Leeds Council has already seen 1,000 staff leave under a voluntary retirement scheme and more than 400 more are expected to go this year.
Yesterday it was confirmed another 500-600 posts would be lost next year and more jobs will go in the years up to 2015. The council’s leaders said they could not rule out compulsory redundancies.
The estimated 600 posts need to go as the authority struggles to balance the books in the face of big cuts in Government grants.
The council needs to make £55m savings this financial year on top of the £90m of cuts in 2011/12. Another £43m will need to be saved in 2013/14.
The authority said rising adult social care costs, increased numbers of children needing care, landfill tax bills, fuel and energy prices and inflation are the major budget pressures.
So far job losses at the council have been on a voluntary basis but compulsory redundancies in the latest round of cuts have not been ruled out.

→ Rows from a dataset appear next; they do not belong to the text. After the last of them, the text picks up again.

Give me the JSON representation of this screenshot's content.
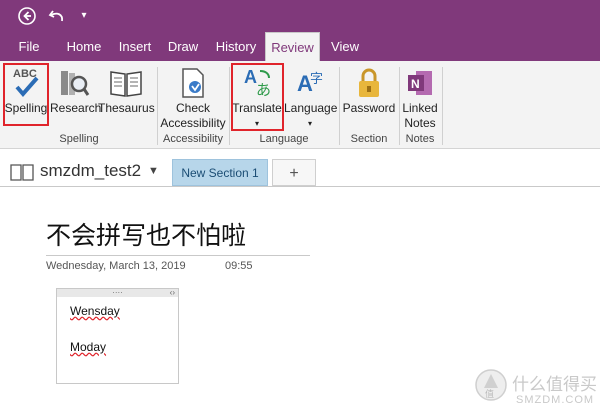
{
  "ribbon_tabs": [
    "File",
    "Home",
    "Insert",
    "Draw",
    "History",
    "Review",
    "View"
  ],
  "ribbon": {
    "spelling": "Spelling",
    "research": "Research",
    "thesaurus": "Thesaurus",
    "check_accessibility_1": "Check",
    "check_accessibility_2": "Accessibility",
    "translate": "Translate",
    "language": "Language",
    "password": "Password",
    "linked_notes_1": "Linked",
    "linked_notes_2": "Notes",
    "groups": {
      "spelling": "Spelling",
      "accessibility": "Accessibility",
      "language": "Language",
      "section": "Section",
      "notes": "Notes"
    },
    "icon_text": {
      "abc": "ABC",
      "translate_glyph": "あ",
      "language_glyph": "字"
    }
  },
  "notebook": {
    "name": "smzdm_test2",
    "section_tab": "New Section 1",
    "add_tab": "+"
  },
  "page": {
    "title": "不会拼写也不怕啦",
    "date": "Wednesday, March 13, 2019",
    "time": "09:55",
    "note_words": [
      "Wensday",
      "Moday"
    ]
  },
  "watermark": {
    "line1": "什么值得买",
    "line2": "SMZDM.COM"
  },
  "colors": {
    "brand": "#80397b",
    "red_highlight": "#e0242b",
    "section_tab": "#b7d6ea"
  }
}
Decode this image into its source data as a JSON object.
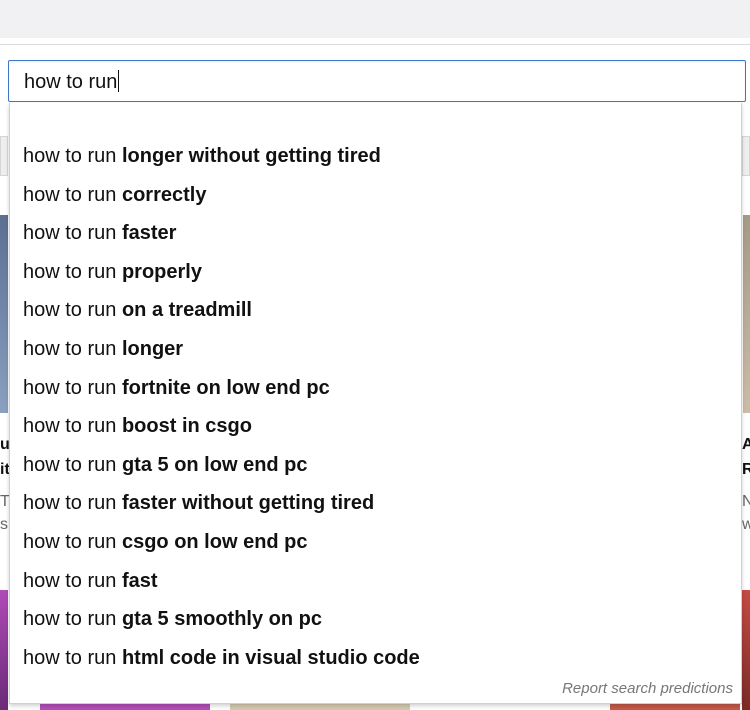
{
  "search": {
    "query": "how to run"
  },
  "suggestions": [
    {
      "prefix": "how to run",
      "completion": "longer without getting tired"
    },
    {
      "prefix": "how to run",
      "completion": "correctly"
    },
    {
      "prefix": "how to run",
      "completion": "faster"
    },
    {
      "prefix": "how to run",
      "completion": "properly"
    },
    {
      "prefix": "how to run",
      "completion": "on a treadmill"
    },
    {
      "prefix": "how to run",
      "completion": "longer"
    },
    {
      "prefix": "how to run",
      "completion": "fortnite on low end pc"
    },
    {
      "prefix": "how to run",
      "completion": "boost in csgo"
    },
    {
      "prefix": "how to run",
      "completion": "gta 5 on low end pc"
    },
    {
      "prefix": "how to run",
      "completion": "faster without getting tired"
    },
    {
      "prefix": "how to run",
      "completion": "csgo on low end pc"
    },
    {
      "prefix": "how to run",
      "completion": "fast"
    },
    {
      "prefix": "how to run",
      "completion": "gta 5 smoothly on pc"
    },
    {
      "prefix": "how to run",
      "completion": "html code in visual studio code"
    }
  ],
  "report_link": "Report search predictions",
  "background_fragments": {
    "left": [
      "u",
      "it",
      "T",
      "s"
    ],
    "right": [
      "A",
      "R",
      "N",
      "w"
    ]
  },
  "colors": {
    "focus_border": "#3e78c5",
    "toolbar": "#f1f1f3"
  }
}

Labour councillor Keith Wakefield, leader of Leeds Council, said: “The scale of the challenge we face is massive. Government funding is being slashed at the same time that demand for services is rapidly increasing.
“We had nearly 30,000 referrals to children’s services last year, we have an ageing population and a population with rising expectations of the care they will receive when they need it.

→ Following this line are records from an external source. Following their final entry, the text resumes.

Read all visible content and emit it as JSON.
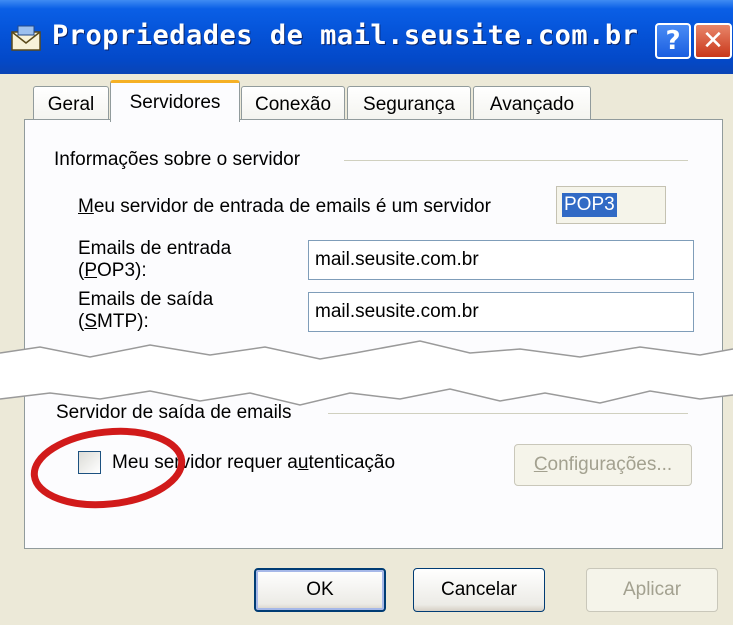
{
  "window": {
    "title": "Propriedades de mail.seusite.com.br",
    "help_button": "?",
    "close_button": "✕"
  },
  "tabs": [
    {
      "label": "Geral",
      "active": false
    },
    {
      "label": "Servidores",
      "active": true
    },
    {
      "label": "Conexão",
      "active": false
    },
    {
      "label": "Segurança",
      "active": false
    },
    {
      "label": "Avançado",
      "active": false
    }
  ],
  "server_info": {
    "group_title": "Informações sobre o servidor",
    "incoming_type_label_prefix": "M",
    "incoming_type_label_rest": "eu servidor de entrada de emails é um  servidor",
    "incoming_type_value": "POP3",
    "incoming_label_line1": "Emails de entrada",
    "incoming_label_line2_open": "(",
    "incoming_label_line2_ul": "P",
    "incoming_label_line2_rest": "OP3):",
    "incoming_value": "mail.seusite.com.br",
    "outgoing_label_line1": "Emails de saída",
    "outgoing_label_line2_open": "(",
    "outgoing_label_line2_ul": "S",
    "outgoing_label_line2_rest": "MTP):",
    "outgoing_value": "mail.seusite.com.br"
  },
  "outgoing_server": {
    "group_title": "Servidor de saída de emails",
    "auth_checkbox_label_a": "Meu servidor requer a",
    "auth_checkbox_label_ul": "u",
    "auth_checkbox_label_b": "tenticação",
    "auth_checked": false,
    "settings_button_ul": "C",
    "settings_button_rest": "onfigurações..."
  },
  "footer": {
    "ok_label": "OK",
    "cancel_label": "Cancelar",
    "apply_label": "Aplicar"
  },
  "colors": {
    "titlebar": "#0553d8",
    "dialog_bg": "#ece9d8",
    "panel_bg": "#fcfcfe",
    "selection": "#316ac5",
    "annotation_circle": "#d11a1a",
    "active_tab_accent": "#f5b025"
  },
  "icons": {
    "title": "mail-envelope-icon",
    "help": "help-icon",
    "close": "close-icon"
  }
}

“We are continuing to prioritise funding for our elderly and our young people, but we also need to ensure we are securing investment and developing partnerships that will deliver jobs and homes.
“Help is simply not going to come from the Government so it is vital we take action here in Leeds to make those ambitions a reality.
“The only way we will really find innovative ways to make the most of rapidly reducing funding is by changing the way we ourselves do business.
“That is why this budget places much more emphasis on working with our partners in the voluntary and private sectors, as well as encouraging closer working between different council departments.”
While the £55m savings are needed to balance the books for the year 2012/13, the council anticipates the need to save a further £43m the following year, 2013/14.
Mr Wakefield said council leaders were trying hard to keep job losses to a minimum.
“Despite the massive financial challenges we are facing, we have tried very hard to keep any job losses to a minimum.
“Where we have had to cut jobs, so far all have been on a voluntary basis, either through our early leavers initiative or through voluntary severance.
“We still have huge savings to make, so unfortunately we cannot rule out compulsory redundancies at some stage, although such decisions will not be taken lightly.”
A report to be discussed by the council’s executive board next Wednesday warns that further reductions in posts will be needed in 2013/14 and 2014/15 in order to reach a target of 2,500.
The report says: “Our approach will mean that staff will leave the authority from across the whole range of services and it will be necessary therefore to manage this very carefully and make arrangements to retrain and redeploy staff where appropriate.”
A council spokesman said the staff reductions were expected to be achieved through a combination of continuing the current recruitment freeze, with replacements of leavers restricted to essential posts only.